28 August 2013
It comes as a relief to know that there is careful curation behind SummerWorks’ programming. Aside from modest ticket prices, it is even more encouraging to feel as though you’re in good hands. There is always something gambled when attending either Luminato or Fringe: your money with the former and your time with latter. Each festival serves its own purpose so well that it is perhaps unfair and pointless to compare them, yet in terms of harnessing new audiences – SummerWorks is the one to look out for. I chose seven plays out of the SummerWorks catalogue, leaning more towards performances that incorporated multimedia elements. I will duplicate the previous approach I took to Fringe and grade all seven shows relative to each other from least to most impressive – a crescendo of mediocrity to greatness. What I found most interesting overall was the complexity and professionalism of these small-company productions, and even though I may be at odds with the delivery and ideas behind these first two shows, the remaining five were astounding, and all deserved much larger audiences.
So, to get to it: the least coveted position on this list has to go to Show and Tell Alexander Bell. I was excited for this, especially given the play’s rich description. Supposedly a “provocative spectacle”, the play was inspired by Alexander Graham Bell’s motivation behind the invention of the telephone and the complicated relationship he had with his wife and mother, both of whom were deaf. The performance presented itself with many opportunities for conceptual propositions, multimedia creativity as well as audience engagement, but fell short on all accounts. As a historiography, the play neither contextualized nor gave character to the life of Bell. The opportunity to muse on the complex relationship between humans and technology was completely missed with drawn out dance performances that were entirely devoid of content. The image of a person drowning, for example, is an apt metaphor for the deafening experience of being under water, but there’s only so long the audience can watch an actor wave their limbs in slow motion under blue projector light. Also, this provides little nuance and a cliched interpretation on the idea of deafness. During these dance performances, our narrator – a 50s styled telephone operator (completely anachronistic to Bell, who died in 1922) – would text the audience vague anecdotes about Bell’s life (we were asked to submit our numbers and keep our phones on as we entered). The basic use of moving-image projection and the empty gesture of audience engagement through texting would seem innovative only if these technologies had been invented recently. The play had the promise of reflecting on something quite profound but offered little substance behind its own proposal.

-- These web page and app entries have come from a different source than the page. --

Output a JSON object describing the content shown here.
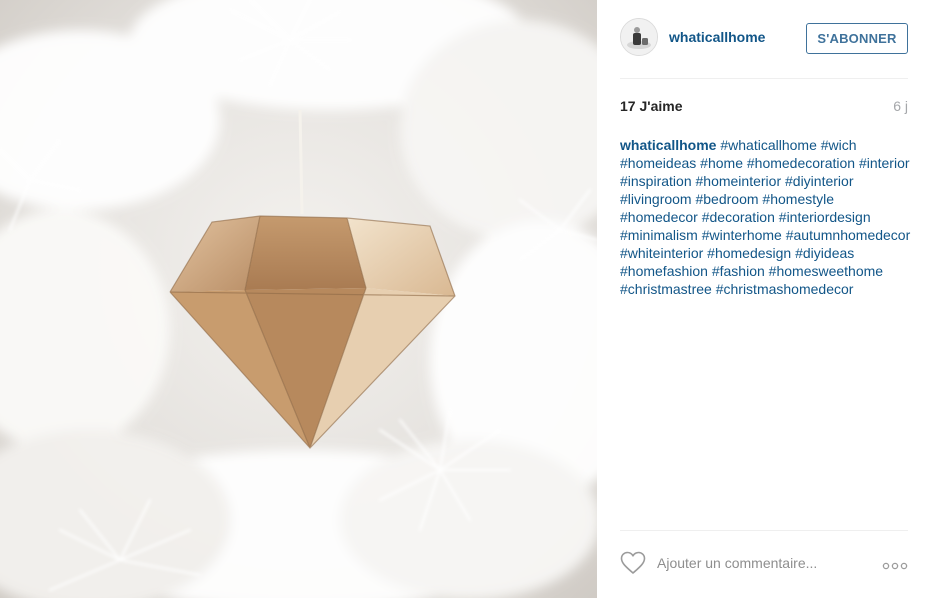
{
  "post": {
    "username": "whaticallhome",
    "follow_label": "S'ABONNER",
    "likes_text": "17 J'aime",
    "time_ago": "6 j",
    "caption_user": "whaticallhome",
    "hashtags": [
      "#whaticallhome",
      "#wich",
      "#homeideas",
      "#home",
      "#homedecoration",
      "#interior",
      "#inspiration",
      "#homeinterior",
      "#diyinterior",
      "#livingroom",
      "#bedroom",
      "#homestyle",
      "#homedecor",
      "#decoration",
      "#interiordesign",
      "#minimalism",
      "#winterhome",
      "#autumnhomedecor",
      "#whiteinterior",
      "#homedesign",
      "#diyideas",
      "#homefashion",
      "#fashion",
      "#homesweethome",
      "#christmastree",
      "#christmashomedecor"
    ],
    "comment_placeholder": "Ajouter un commentaire...",
    "colors": {
      "link": "#125688",
      "button": "#3f729b",
      "muted": "#a5a7aa"
    },
    "icons": [
      "heart-icon",
      "more-options-icon"
    ]
  }
}
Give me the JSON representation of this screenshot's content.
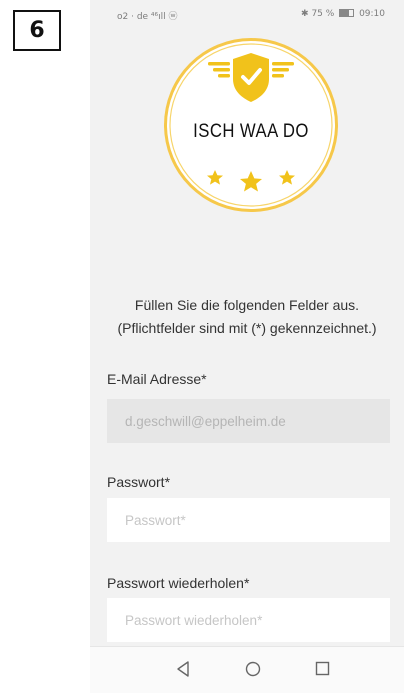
{
  "step_number": "6",
  "status_bar": {
    "left": "o2 · de ⁴⁶ıll ⓦ",
    "right_bt": "✱",
    "right_batt": "75 %",
    "right_time": "09:10"
  },
  "logo": {
    "text": "ISCH WAA DO",
    "colors": {
      "gold": "#f1c21b",
      "ring": "#f5c842",
      "check": "#ffffff"
    }
  },
  "instructions": {
    "line1": "Füllen Sie die folgenden Felder aus.",
    "line2": "(Pflichtfelder sind mit (*) gekennzeichnet.)"
  },
  "form": {
    "email_label": "E-Mail Adresse*",
    "email_value": "d.geschwill@eppelheim.de",
    "password_label": "Passwort*",
    "password_placeholder": "Passwort*",
    "password_repeat_label": "Passwort wiederholen*",
    "password_repeat_placeholder": "Passwort wiederholen*"
  },
  "nav_bar": {
    "icons": [
      "back-icon",
      "home-icon",
      "recents-icon"
    ]
  }
}
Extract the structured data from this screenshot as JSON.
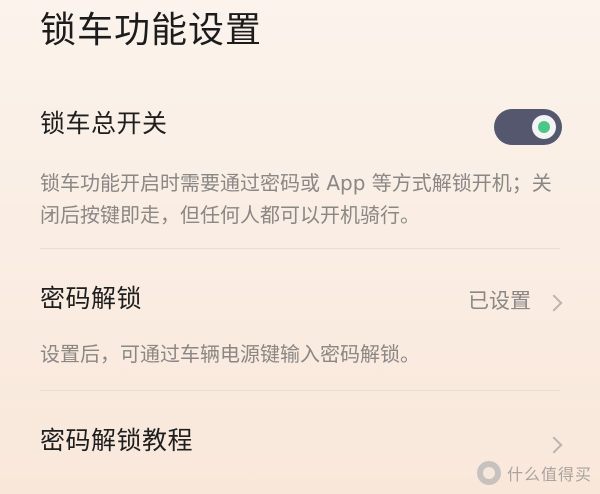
{
  "page": {
    "title": "锁车功能设置"
  },
  "lock_switch": {
    "label": "锁车总开关",
    "enabled": true,
    "description": "锁车功能开启时需要通过密码或 App 等方式解锁开机；关闭后按键即走，但任何人都可以开机骑行。"
  },
  "password_unlock": {
    "label": "密码解锁",
    "value": "已设置",
    "description": "设置后，可通过车辆电源键输入密码解锁。",
    "icon": "chevron-right-icon"
  },
  "password_tutorial": {
    "label": "密码解锁教程",
    "icon": "chevron-right-icon"
  },
  "watermark": {
    "text": "什么值得买",
    "icon": "smzdm-logo-icon"
  },
  "colors": {
    "toggle_track": "#55576e",
    "toggle_indicator": "#4cc78a",
    "secondary_text": "#8a8784"
  }
}
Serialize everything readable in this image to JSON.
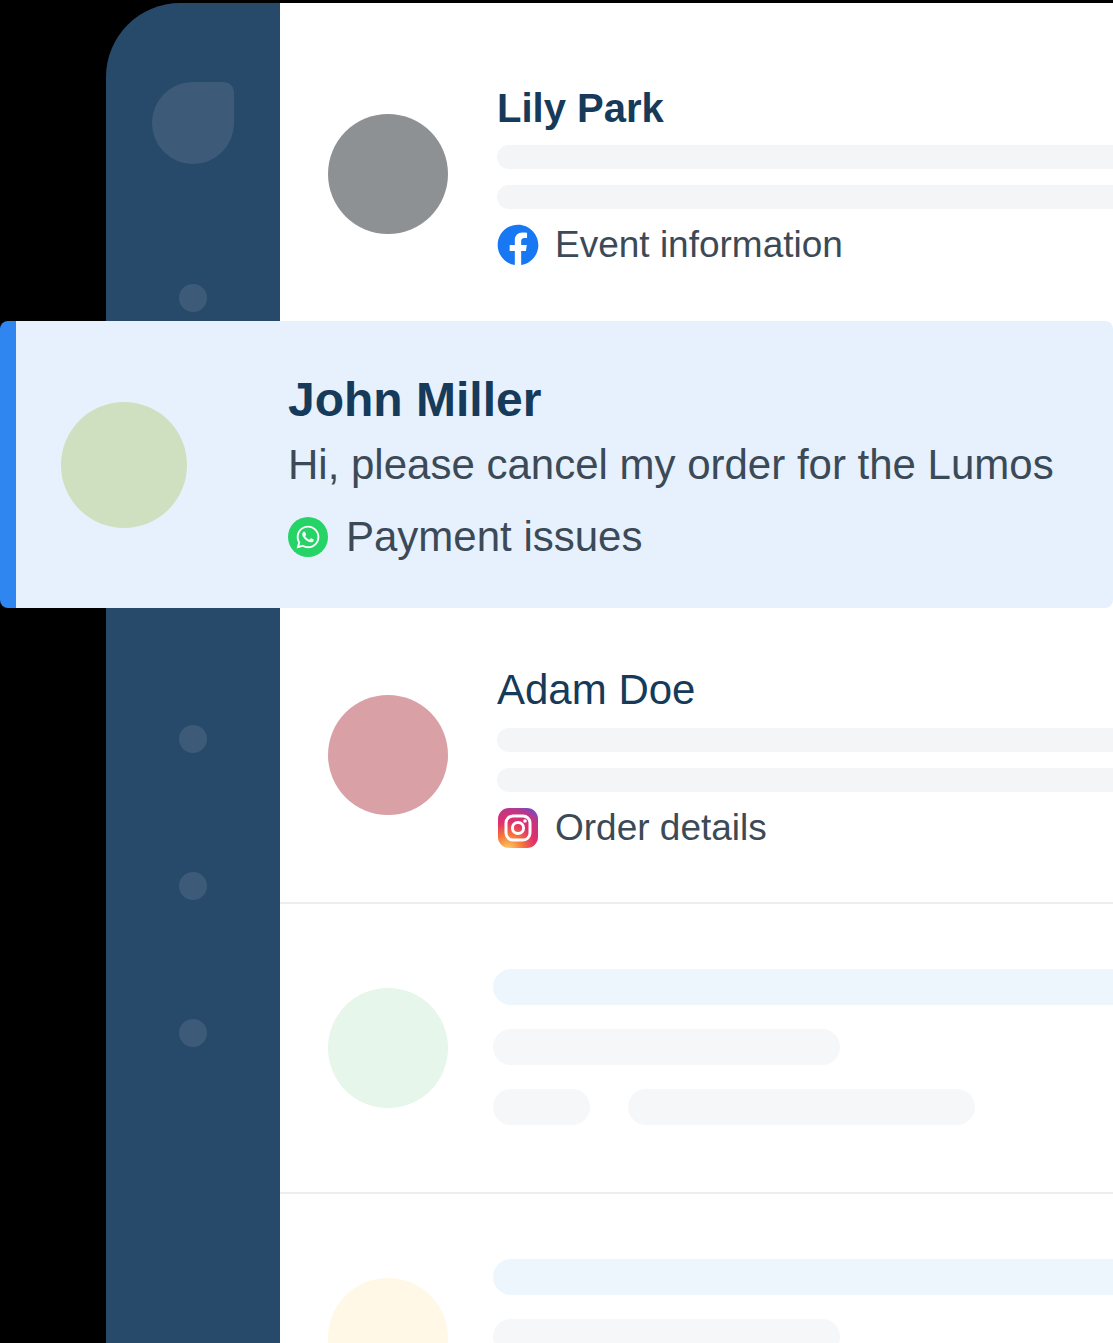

Just as mediocre but even more bare was Entitlement. An out of work screenwriter reluctantly takes a job teaching at a college film school, where he must contend with an idealistic principal and a bratty student. The student forces drama between the three characters based on his refusal to accept a failing grade for his screenwriting class. In his view, he has paid quite a bit of money for the degree, so is ‘entitled’ to graduate and move on with his life. During their dispute, the student’s discontent is echoed by a protest escalating outside from the student-body outraged over tuition hikes. As a young person myself, I feel as though this kind of correlation between protest and entitlement is an erroneous and perhaps dangerously shortsighted move. To be sure, there is an unprecedented generational struggle between seniors and millennials all over the world. From the occupy movement, to the Quebec student protests, even to the Arab Spring, protest has a very complex meaning to today’s youth. To personify a sensitive, enduring social phenomenon into one selfish, immodest, unlikable character is not only a major misstep, but it is also a useless condemning from one generation to another. Aside from this, the play itself would have benefited from having a more coherent narrative core with less lecturing diversions and more multifaceted character profiles.
All that said, neither of these plays lacked professional delivery. In terms of my overall experience, the following five plays were far better, if not mind-blowing productions. There’ll be more to come once I visit the middle-of-the-pack plays in Part 2, and finally the cream of the crop in Part 3. Stay tuned!